In a new study published in Cell Research, Chinese researchers have identified a previously unknown hormone that is secreted by the gut and helps with metabolic adaptations during fasting. The study, which was conducted by researchers from Tsinghua University and Zhejiang Chinese Medical University, sheds new light on the critical role that the intestines play in regulating metabolism during periods of food deprivation.
The hormone, which has been named famsin, stands for famine-survival hormone. During fasting, famsin is shed from a protein called Gm11437 and then binds to an olfactory receptor called OLFR796. This famsin-OLFR796 binding promotes the breakdown of fats and the generation of glucose from certain non-carbohydrates and ketone bodies, which helps to conserve energy during fasting.
One of the key findings of the study was that blocking the signaling of the famsin-OLFR796 binding improved blood glucose levels in diabetic mice. This suggests that famsin could be a potential therapeutic target for treating diabetes, a disease that affects millions of people worldwide.
The researchers also found that famsin plays a critical role in the communication between the intestines and other organs during fasting. This highlights the importance of the gut in regulating metabolism and maintaining overall health.
While it’s well-known that the intestines play a key role in nutrient absorption and metabolism during feeding, it has been unclear whether they also play a role in metabolism during fasting. The researchers found that famsin helps to promote metabolic adaptations during fasting, which helps the body to conserve energy and maintain blood glucose levels.

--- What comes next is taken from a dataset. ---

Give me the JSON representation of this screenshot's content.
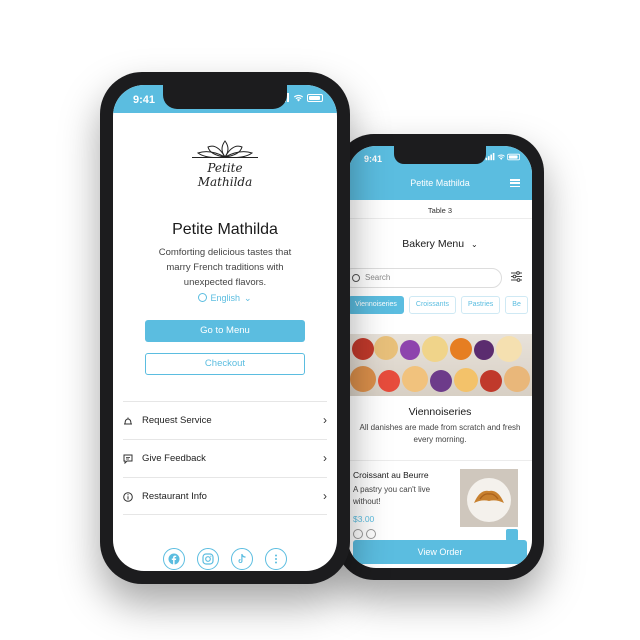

Overall, the study provides new insights into the metabolic adaptations that occur in the body during periods of food deprivation. It also highlights the importance of the gut in regulating metabolism and maintaining overall health, and suggests that famsin could be a promising target for the development of new treatments for diabetes and other metabolic disorders.